Stored dataset items
────────────────────

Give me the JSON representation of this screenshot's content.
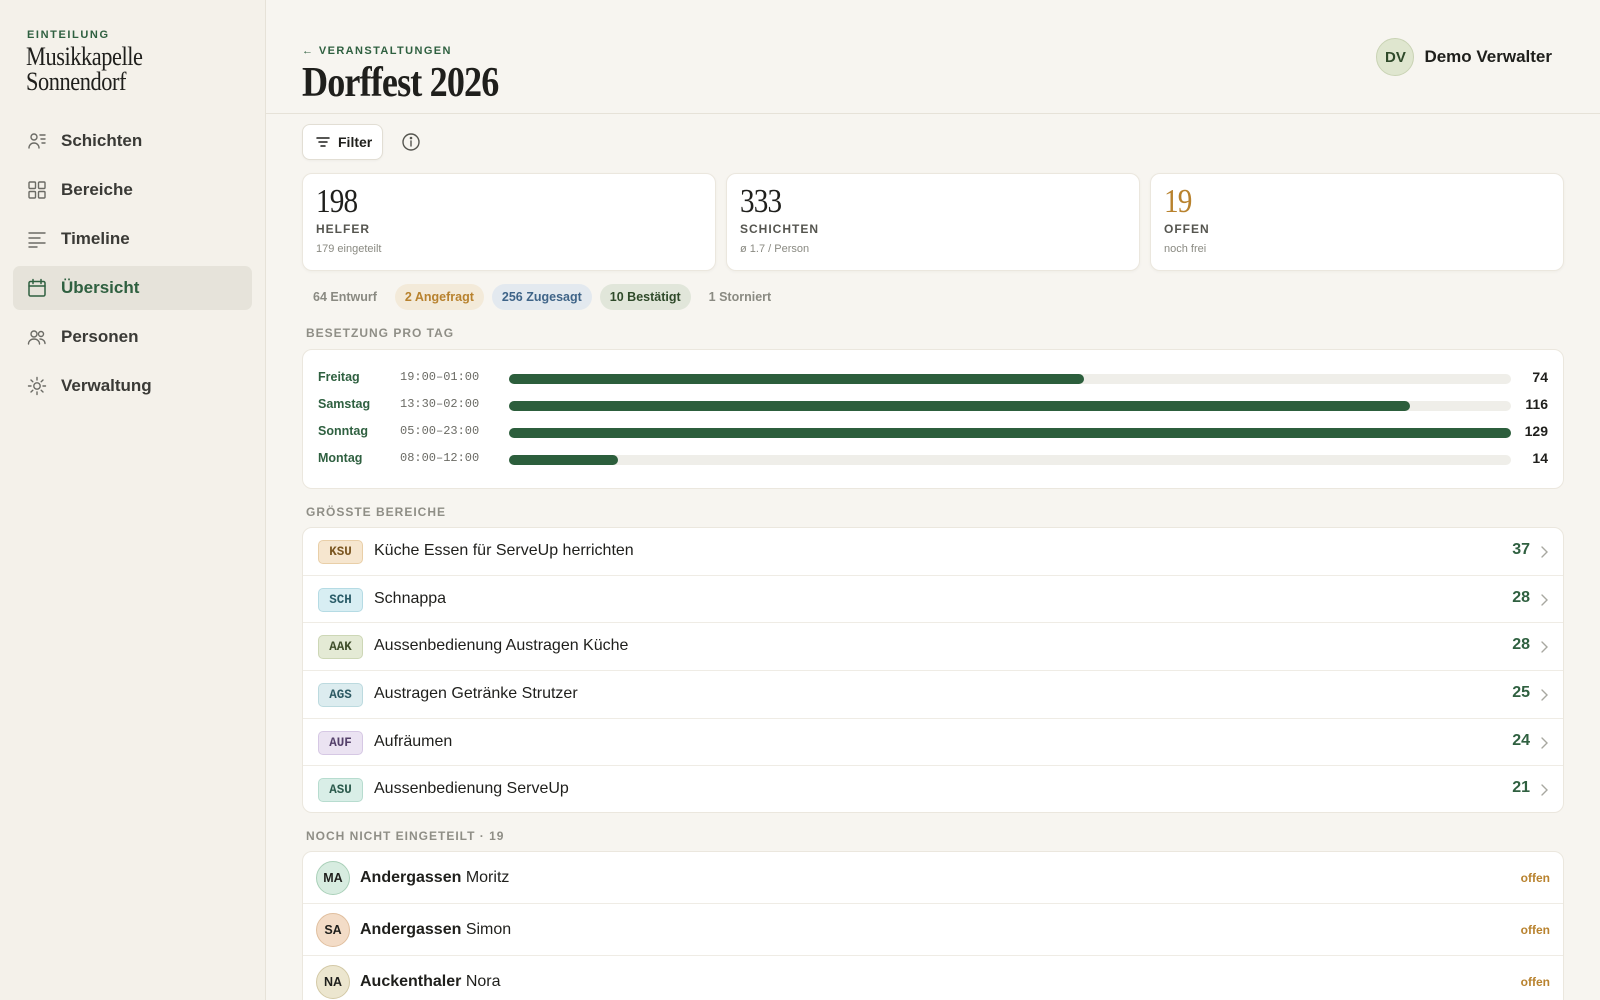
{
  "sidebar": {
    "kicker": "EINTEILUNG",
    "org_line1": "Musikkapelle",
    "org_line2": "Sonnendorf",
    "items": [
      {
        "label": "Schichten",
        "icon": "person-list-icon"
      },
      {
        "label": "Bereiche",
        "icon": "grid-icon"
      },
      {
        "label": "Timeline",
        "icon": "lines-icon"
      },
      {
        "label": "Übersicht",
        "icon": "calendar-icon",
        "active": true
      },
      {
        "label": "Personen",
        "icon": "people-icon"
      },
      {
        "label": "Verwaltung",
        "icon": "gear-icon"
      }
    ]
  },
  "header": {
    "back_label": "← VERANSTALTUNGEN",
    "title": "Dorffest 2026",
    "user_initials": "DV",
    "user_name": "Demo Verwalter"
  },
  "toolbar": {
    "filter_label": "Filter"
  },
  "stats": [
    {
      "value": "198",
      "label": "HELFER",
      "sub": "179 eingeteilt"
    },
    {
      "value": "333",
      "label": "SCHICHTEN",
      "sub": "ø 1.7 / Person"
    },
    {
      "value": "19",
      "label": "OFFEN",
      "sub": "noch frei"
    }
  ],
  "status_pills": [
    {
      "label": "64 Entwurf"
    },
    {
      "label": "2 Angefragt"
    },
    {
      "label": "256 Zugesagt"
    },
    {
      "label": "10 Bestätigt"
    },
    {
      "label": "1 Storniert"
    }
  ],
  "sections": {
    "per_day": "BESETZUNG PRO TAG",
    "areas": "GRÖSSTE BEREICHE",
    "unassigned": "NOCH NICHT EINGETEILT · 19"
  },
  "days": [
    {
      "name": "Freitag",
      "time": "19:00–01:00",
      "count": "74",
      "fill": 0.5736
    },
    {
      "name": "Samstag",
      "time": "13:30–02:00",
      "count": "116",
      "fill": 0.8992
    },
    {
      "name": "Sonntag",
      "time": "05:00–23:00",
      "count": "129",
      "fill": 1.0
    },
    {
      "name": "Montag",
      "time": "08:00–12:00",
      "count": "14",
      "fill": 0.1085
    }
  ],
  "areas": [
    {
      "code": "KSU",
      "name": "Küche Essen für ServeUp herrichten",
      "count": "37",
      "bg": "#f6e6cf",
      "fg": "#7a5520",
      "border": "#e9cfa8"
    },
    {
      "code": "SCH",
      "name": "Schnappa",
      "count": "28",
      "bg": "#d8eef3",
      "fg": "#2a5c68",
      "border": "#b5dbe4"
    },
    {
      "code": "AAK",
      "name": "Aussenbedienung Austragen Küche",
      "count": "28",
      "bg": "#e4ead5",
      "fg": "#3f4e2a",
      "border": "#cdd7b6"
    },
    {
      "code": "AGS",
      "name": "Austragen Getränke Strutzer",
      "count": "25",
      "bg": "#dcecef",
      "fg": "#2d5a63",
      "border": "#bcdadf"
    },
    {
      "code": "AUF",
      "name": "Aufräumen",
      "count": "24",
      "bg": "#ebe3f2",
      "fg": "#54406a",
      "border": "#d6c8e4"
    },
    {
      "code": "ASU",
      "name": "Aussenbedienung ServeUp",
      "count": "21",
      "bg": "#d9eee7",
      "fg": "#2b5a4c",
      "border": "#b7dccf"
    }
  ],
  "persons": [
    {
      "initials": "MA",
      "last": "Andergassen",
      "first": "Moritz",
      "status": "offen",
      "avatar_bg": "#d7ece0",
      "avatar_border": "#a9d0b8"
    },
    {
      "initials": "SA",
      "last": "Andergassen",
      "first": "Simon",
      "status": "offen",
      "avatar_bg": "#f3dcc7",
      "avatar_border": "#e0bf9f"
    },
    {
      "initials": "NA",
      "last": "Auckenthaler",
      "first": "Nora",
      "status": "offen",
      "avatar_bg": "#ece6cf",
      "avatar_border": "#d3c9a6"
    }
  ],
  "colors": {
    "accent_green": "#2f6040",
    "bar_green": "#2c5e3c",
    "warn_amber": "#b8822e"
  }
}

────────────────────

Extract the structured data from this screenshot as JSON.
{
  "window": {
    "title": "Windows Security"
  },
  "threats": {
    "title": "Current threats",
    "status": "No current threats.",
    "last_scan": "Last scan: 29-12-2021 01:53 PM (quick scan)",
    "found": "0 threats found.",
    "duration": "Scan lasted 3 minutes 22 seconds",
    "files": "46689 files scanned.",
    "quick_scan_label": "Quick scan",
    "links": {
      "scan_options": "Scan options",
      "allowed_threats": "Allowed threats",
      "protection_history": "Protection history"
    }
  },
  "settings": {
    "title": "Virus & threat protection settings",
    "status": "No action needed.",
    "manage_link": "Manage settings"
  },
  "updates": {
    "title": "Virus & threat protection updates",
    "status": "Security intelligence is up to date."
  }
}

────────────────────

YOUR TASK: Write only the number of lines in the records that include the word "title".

RESPONSE BOX: 5